Vancouver | June 22-23
|sat race results | sun race results|
|LARD Women||London Drugs Recreational B Championship||4th||2:30.420|
|LARD Men||Open Consolation||6th||2:11.200|
|LARD Mixed||NABOB Recreational B Championship||8th||2:20.840|
The C (a Haiku by)
Justin Chi (June 28, 2013)
Forty women's teams?!
That's a lot of fish to see.
Vancouver was fun.
Manny F (June 26, 2013)
1. Traveling as part of the team, like a big family; it was great to mingle with everyone, including the “kids”; It was great to see them goofing around and just having fun; no other sport that I know of, allows you to hang out with teammates of all ages, from 21 to 55 years old (that’s me).
2. The camaraderie between your teammates and other teams; one minute you are racing with them on the same boat, another you are racing against them; friendly rivalry at its best.
3. The bike ride IN the rain; it poured on us but I heard no complaints from anyone riding; you are in Vancouver!!!!! it added to the adventure and made it even more memorable.
4. The walk from the hotel to Racers Village; the excitement didn’t kick in until I got to the security area and proudly showed my wristband; being in the middle of the whole event, not as a spectator, but a racer and a paddler of LARD; it was awsome and very, very cool.
5. Lastly, when all the festivities were over and having some time to “reply” the whole event in my mind during my flight back home, it made me realize that I do love the sport more than I thought and glad to admit that “I AM HOOKED!!!!”
Jason Cheng (June 26, 2013)
Hope everyone enjoyed a relaxing 4th! It was great seeing many of you at practice last Sunday, and meeting some new faces. The trial schedule for Saturday will be posted shortly, with additional details on the new location, but as we prepare for the LB races these next few weeks, I just wanted to take a step back and share a few of the Alcan crews' race experiences with the rest of the team.
For those that were able to make the trek up to Vancouver and experience this breadth of competition for the first time, either as a new paddler or honorary LARD team member (Sally, Dolores, Mary!), I hope you came away appreciating that that there's much more to a race than its result summary. As much as we strive to perform and execute our race program consistently, each race is unique in many ways: wind and current conditions, how we stage, how the starter commands the race, lane assignment, how boat wake from a subsequent heat affects our race... you get the point. Speaking just to our mixed crews' performances, I feel we met our own expectations, and in a couple of instances, exceeded them.
To provide a bit more background info, I steered for all of our Mixed/Open races and Connie Flesuras, a retired coach of 22yrs with Portland's Wasabi team, graciously made herself available to call for us, thanks to an initial inquiry by our Team Mom. Having known Connie for as long as some of us began paddling in '96, she's undoubtedly had a positive impact on how some of our very own callers have adopted her commanding presence at the front of the boat. without screaming.

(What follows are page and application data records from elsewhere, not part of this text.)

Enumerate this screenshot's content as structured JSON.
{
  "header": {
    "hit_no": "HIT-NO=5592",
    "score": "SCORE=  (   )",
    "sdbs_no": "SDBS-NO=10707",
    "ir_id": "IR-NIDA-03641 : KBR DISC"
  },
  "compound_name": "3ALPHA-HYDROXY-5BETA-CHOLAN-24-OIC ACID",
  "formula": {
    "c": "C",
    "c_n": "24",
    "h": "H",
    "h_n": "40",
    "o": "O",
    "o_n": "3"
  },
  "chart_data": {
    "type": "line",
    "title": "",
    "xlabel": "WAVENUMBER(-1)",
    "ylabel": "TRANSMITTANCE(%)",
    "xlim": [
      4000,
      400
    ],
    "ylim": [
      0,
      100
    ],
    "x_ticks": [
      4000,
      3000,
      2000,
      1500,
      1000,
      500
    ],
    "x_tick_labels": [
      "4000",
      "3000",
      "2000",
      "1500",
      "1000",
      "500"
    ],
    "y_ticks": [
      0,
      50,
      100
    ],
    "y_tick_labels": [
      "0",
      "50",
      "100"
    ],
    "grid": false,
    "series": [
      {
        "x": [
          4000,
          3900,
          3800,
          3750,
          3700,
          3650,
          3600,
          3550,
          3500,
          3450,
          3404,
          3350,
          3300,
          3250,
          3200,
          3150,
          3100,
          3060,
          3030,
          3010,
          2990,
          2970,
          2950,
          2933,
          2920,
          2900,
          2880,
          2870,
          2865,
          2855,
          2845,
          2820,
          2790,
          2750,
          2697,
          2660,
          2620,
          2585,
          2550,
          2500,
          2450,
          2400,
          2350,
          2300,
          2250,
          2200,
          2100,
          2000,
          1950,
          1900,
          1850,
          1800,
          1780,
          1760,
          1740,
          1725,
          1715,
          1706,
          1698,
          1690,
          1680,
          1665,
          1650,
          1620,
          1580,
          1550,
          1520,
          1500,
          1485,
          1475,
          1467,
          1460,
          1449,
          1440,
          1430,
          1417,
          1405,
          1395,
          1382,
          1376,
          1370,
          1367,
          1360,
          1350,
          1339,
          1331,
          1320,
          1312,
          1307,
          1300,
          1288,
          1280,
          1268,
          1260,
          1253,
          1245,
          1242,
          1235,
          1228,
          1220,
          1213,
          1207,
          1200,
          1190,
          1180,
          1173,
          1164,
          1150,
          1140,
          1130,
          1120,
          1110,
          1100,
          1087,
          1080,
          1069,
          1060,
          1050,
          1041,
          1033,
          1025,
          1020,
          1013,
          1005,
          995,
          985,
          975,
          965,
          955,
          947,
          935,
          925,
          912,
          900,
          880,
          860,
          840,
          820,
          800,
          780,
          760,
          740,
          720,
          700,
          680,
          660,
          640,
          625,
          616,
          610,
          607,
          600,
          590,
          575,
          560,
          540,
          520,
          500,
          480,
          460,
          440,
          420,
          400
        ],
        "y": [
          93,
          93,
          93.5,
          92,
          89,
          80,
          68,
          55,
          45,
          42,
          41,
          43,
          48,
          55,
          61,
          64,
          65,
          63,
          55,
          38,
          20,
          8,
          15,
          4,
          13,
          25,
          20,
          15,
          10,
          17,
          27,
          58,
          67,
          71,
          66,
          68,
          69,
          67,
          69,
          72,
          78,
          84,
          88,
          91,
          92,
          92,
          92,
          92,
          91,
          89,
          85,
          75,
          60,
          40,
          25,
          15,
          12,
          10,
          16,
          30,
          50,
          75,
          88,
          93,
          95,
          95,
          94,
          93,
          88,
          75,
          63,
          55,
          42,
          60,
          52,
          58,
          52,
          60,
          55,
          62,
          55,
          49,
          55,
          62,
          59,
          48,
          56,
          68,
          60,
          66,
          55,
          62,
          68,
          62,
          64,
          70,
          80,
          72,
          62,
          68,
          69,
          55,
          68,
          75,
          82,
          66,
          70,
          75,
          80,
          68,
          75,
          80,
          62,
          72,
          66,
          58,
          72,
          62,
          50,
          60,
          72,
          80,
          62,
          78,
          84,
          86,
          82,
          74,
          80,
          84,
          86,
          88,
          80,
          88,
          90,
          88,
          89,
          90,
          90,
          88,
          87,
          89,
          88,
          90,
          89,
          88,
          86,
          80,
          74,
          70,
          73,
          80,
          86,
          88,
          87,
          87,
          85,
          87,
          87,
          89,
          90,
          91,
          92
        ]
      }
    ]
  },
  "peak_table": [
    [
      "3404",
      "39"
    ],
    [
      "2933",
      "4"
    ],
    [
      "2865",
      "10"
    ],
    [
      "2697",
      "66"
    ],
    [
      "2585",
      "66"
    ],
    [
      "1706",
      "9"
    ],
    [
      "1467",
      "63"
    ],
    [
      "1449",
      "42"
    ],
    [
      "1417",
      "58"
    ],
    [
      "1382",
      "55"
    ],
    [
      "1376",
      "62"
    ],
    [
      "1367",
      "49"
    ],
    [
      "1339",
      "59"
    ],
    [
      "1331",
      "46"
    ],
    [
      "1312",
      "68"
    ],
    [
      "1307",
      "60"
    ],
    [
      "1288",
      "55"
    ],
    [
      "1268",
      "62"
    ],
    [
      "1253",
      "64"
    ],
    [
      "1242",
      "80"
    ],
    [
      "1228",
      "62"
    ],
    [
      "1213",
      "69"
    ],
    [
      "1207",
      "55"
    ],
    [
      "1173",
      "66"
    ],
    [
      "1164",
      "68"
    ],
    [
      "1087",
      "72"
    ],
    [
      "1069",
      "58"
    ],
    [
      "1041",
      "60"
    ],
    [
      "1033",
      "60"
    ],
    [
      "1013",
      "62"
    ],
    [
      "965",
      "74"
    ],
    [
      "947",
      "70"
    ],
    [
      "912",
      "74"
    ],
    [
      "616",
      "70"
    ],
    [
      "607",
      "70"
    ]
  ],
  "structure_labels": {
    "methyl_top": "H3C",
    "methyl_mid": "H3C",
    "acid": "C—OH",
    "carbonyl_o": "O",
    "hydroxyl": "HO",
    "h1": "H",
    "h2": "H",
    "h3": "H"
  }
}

Flash back to Saturday first race, where we started off with a solid 2nd place performance in the seeding round, getting out with a clean start and transition to settle, but needing to temper our finish rate. In the second seeding heat, the starter's command to back down a seat (and late communication on my behalf) hindered us from getting out as strongly as we were capable of. We finished a very close 4th, putting us in the RecB/C semifinals on Sunday. (Finishing 3rd would have advanced us into the the Comp/RecA semis.) With 8, sometimes 9-boat heats, however, we expected even tighter heats on Sunday.
In our Sunday semifinal, we pulled off a very close first place finish in Lane 4, advancing us to the Rec B championships. It earned us a spot in the favored lane (4). Referencing our competitors' times for the final heat, I noted that we also had the fastest time. But again, every race is unique. After staging cleanly for the start and hitting our first stroke at the first meep of the airhorn, I know we had a solid launch. Quickly thereafter, we transitioned into an aggressive settle, but found ourselves gradually losing ground halfway into the set, finishing 8th, with a time that was inexplicably 8sec slower than our semifinal performance. The result was certainly unexpected, given that there really wasn't anything particularly bad that stood out about that piece from those in the boat. Chalk it up to a heated finals race: sometimes you win, other times your competition outperforms its expectations.
What matters most is how we respond and deal with inherent adversity in competition. Ask yourselves: what could you have done to run a stronger race? How a result affects you, me, our team to respond by pushing our limits to improve ourselves and one another--or not-- that is what should define our expectations when we compete.
Let's outperform our expectations.